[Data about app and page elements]
* * *

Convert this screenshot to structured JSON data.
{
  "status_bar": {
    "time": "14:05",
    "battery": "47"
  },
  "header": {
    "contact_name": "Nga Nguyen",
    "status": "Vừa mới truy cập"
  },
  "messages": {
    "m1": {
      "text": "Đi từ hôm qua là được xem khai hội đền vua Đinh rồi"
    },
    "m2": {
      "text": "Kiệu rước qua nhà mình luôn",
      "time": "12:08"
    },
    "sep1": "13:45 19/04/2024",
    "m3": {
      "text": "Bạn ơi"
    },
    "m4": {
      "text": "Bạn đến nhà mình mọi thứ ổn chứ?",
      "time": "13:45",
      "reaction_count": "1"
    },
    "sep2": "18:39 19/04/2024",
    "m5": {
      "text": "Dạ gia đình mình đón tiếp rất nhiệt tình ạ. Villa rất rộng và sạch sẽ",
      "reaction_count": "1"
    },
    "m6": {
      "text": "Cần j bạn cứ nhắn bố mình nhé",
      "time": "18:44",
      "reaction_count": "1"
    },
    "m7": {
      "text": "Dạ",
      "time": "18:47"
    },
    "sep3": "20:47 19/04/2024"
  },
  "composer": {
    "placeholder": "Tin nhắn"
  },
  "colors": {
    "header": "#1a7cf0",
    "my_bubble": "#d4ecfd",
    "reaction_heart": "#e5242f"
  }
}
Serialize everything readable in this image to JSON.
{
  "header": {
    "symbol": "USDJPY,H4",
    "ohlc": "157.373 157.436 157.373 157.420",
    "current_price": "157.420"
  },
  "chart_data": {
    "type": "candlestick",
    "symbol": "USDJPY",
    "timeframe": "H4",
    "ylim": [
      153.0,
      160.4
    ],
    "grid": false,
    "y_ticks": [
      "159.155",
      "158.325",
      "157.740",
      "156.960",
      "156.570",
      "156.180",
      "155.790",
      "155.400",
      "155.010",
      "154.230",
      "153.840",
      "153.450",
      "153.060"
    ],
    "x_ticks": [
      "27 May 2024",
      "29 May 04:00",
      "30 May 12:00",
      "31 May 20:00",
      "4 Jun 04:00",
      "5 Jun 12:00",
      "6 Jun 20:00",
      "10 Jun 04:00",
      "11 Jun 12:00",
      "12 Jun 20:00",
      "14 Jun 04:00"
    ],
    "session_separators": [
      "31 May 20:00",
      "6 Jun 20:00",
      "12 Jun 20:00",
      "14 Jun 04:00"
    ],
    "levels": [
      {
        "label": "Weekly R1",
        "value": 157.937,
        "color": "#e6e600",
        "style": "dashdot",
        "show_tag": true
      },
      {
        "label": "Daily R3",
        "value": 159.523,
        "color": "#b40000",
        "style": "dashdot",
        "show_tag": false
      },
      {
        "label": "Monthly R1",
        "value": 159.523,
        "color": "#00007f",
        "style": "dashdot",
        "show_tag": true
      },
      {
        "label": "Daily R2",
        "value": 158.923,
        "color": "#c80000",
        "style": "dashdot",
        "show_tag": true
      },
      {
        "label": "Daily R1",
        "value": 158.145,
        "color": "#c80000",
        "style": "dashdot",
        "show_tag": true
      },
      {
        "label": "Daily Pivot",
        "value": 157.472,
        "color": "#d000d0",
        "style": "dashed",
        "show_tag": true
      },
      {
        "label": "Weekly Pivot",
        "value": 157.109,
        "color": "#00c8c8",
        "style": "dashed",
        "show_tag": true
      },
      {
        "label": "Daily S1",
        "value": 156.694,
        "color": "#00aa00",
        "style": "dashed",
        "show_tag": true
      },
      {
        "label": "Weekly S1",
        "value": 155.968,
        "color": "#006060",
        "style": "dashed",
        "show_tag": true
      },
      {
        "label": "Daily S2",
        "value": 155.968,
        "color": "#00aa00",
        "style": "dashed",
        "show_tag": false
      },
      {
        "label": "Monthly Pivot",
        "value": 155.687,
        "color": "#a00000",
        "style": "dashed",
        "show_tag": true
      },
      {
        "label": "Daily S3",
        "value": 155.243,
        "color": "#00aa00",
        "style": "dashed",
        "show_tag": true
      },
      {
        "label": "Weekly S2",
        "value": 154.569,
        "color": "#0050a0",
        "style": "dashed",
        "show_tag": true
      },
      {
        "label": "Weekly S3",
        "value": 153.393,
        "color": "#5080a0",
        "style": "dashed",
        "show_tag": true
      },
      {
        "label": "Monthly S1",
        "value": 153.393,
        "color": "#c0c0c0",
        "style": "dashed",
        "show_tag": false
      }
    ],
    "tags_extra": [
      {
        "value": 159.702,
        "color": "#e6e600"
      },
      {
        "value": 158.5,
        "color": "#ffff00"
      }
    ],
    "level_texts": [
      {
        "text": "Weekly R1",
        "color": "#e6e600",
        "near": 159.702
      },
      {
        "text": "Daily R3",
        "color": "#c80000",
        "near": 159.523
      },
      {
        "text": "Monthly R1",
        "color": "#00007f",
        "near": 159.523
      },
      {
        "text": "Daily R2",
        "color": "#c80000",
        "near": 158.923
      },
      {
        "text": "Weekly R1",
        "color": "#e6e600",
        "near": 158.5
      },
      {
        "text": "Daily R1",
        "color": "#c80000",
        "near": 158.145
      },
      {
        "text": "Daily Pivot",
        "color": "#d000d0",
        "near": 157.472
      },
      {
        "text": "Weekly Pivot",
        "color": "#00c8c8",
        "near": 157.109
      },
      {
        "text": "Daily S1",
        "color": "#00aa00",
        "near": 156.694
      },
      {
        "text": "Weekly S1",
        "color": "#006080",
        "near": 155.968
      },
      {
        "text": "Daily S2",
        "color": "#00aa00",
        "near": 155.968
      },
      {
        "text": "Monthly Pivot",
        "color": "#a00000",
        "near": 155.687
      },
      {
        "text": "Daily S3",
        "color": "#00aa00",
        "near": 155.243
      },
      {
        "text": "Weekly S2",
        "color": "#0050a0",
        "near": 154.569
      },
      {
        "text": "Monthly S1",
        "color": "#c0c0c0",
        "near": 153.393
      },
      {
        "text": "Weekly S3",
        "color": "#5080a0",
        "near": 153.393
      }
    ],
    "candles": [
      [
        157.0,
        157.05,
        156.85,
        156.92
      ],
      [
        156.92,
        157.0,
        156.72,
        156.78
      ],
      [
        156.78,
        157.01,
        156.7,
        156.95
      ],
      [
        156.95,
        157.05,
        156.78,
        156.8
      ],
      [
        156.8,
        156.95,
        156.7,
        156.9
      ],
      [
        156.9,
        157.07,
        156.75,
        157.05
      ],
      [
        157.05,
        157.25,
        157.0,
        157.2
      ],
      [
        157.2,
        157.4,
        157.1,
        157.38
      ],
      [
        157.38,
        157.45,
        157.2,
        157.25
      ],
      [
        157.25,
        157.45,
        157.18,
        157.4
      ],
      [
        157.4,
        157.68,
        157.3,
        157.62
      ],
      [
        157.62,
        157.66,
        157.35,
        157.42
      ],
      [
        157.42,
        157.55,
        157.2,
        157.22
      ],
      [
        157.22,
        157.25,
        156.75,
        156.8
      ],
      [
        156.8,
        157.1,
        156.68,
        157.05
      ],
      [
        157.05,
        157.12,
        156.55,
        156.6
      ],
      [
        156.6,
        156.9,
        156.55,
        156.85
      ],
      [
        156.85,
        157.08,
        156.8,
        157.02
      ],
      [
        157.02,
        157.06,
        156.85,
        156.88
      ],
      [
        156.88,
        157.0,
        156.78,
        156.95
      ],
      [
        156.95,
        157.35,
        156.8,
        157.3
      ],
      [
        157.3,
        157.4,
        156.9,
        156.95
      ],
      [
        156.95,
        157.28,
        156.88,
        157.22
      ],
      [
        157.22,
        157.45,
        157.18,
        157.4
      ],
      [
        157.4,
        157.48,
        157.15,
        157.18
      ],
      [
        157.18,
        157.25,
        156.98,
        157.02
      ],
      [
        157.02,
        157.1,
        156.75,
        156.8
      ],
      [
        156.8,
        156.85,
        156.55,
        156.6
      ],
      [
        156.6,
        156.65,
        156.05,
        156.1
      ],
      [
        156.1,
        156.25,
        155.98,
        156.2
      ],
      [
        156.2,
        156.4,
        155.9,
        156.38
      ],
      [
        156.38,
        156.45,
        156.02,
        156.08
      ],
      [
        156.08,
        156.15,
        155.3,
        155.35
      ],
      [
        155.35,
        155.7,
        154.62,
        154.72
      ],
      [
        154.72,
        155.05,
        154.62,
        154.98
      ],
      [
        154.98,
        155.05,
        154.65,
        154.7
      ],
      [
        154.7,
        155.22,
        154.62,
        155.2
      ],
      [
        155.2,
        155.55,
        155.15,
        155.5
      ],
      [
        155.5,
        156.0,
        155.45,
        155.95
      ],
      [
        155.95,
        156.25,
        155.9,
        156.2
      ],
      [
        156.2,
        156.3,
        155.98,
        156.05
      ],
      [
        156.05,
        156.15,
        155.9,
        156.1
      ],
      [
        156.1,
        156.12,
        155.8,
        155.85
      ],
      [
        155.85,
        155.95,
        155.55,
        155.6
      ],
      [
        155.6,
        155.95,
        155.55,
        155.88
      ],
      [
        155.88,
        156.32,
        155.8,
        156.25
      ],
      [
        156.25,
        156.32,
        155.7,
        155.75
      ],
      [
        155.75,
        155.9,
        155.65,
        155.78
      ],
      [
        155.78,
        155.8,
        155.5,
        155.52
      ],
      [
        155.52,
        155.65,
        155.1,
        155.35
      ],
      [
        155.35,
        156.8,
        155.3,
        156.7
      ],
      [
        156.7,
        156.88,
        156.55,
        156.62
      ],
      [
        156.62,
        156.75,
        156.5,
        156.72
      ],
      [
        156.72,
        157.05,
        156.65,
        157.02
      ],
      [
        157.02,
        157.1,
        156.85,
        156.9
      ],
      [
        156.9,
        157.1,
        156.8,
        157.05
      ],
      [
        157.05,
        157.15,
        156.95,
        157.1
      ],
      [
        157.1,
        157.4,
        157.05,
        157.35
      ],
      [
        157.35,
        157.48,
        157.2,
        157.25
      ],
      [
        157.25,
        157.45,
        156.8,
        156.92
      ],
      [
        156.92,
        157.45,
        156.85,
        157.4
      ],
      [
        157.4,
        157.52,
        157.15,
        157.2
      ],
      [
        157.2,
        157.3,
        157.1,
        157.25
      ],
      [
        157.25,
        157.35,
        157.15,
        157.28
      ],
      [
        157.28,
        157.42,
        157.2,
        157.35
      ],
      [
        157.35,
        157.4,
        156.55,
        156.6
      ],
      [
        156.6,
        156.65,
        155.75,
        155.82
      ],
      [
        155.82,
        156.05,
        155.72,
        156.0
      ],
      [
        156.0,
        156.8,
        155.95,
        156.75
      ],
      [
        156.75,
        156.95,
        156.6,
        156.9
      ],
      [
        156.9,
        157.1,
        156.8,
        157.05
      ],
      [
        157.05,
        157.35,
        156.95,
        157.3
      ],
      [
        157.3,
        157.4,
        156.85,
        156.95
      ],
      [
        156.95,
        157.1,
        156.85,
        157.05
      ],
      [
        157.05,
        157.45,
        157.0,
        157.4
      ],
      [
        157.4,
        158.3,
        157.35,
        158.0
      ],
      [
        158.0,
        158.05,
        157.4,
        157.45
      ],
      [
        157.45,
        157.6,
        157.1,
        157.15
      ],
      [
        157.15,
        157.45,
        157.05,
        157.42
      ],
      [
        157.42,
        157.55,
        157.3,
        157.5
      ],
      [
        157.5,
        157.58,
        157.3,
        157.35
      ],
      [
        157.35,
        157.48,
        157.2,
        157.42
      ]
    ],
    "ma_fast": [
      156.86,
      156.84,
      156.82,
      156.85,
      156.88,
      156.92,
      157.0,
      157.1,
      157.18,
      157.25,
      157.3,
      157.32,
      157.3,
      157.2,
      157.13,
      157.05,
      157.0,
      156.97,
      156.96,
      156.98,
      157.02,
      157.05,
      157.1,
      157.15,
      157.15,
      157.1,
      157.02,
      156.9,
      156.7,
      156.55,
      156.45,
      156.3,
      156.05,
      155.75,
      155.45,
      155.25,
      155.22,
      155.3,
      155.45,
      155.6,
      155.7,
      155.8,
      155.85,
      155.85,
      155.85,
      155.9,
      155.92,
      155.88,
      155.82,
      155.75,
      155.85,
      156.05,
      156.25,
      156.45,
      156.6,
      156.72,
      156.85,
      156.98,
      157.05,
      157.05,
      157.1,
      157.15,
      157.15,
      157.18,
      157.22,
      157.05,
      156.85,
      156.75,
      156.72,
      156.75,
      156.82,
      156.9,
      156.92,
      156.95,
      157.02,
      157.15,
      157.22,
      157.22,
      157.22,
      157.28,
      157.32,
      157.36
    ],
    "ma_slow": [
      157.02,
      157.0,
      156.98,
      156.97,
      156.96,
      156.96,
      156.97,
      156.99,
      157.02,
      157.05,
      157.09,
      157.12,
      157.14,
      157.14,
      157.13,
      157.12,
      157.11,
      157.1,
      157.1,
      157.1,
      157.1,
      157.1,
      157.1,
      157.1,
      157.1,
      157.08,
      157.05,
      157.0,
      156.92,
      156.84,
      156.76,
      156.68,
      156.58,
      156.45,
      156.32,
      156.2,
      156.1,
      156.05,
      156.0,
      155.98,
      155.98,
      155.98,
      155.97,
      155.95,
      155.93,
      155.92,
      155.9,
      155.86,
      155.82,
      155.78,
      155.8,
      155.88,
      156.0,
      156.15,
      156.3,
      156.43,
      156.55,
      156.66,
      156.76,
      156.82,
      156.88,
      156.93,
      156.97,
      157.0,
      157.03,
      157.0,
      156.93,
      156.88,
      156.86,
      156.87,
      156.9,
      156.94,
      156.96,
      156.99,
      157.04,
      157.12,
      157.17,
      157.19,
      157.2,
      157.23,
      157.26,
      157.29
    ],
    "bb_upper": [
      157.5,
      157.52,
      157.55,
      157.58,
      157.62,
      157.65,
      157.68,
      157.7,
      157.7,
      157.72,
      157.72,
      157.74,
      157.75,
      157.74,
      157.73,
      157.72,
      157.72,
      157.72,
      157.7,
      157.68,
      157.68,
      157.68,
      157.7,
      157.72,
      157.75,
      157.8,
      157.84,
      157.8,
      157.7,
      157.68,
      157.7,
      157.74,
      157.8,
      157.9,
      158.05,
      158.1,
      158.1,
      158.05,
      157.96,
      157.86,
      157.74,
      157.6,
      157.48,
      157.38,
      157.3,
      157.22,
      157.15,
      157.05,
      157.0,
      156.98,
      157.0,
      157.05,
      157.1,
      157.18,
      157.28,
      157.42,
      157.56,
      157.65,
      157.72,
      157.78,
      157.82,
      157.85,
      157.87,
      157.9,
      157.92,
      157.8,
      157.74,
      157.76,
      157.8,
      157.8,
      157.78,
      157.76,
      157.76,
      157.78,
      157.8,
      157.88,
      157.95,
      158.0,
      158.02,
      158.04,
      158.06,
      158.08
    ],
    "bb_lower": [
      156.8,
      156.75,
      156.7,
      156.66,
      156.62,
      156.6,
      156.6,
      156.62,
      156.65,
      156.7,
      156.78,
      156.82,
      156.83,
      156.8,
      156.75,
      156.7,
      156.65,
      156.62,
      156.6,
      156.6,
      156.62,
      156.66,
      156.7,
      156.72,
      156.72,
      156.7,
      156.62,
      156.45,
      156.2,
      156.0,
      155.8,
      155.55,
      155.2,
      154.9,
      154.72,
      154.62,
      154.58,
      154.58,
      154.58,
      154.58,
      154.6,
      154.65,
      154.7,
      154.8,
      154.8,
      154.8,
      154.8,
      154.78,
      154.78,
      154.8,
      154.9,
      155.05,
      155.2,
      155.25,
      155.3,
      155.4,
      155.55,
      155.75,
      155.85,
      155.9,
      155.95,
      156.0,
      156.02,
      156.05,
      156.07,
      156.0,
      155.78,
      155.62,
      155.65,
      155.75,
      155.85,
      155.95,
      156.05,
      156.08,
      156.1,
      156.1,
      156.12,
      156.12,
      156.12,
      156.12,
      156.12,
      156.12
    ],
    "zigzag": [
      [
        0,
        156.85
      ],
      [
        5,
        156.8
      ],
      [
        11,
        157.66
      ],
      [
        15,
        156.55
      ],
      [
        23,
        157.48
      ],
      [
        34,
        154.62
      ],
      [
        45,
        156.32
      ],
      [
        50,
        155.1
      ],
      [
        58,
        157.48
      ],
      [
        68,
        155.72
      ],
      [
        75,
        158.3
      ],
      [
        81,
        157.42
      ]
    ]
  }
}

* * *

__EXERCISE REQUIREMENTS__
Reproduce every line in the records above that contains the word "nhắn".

__EXERCISE RESULT__
      "text": "Cần j bạn cứ nhắn bố mình nhé",
    "placeholder": "Tin nhắn"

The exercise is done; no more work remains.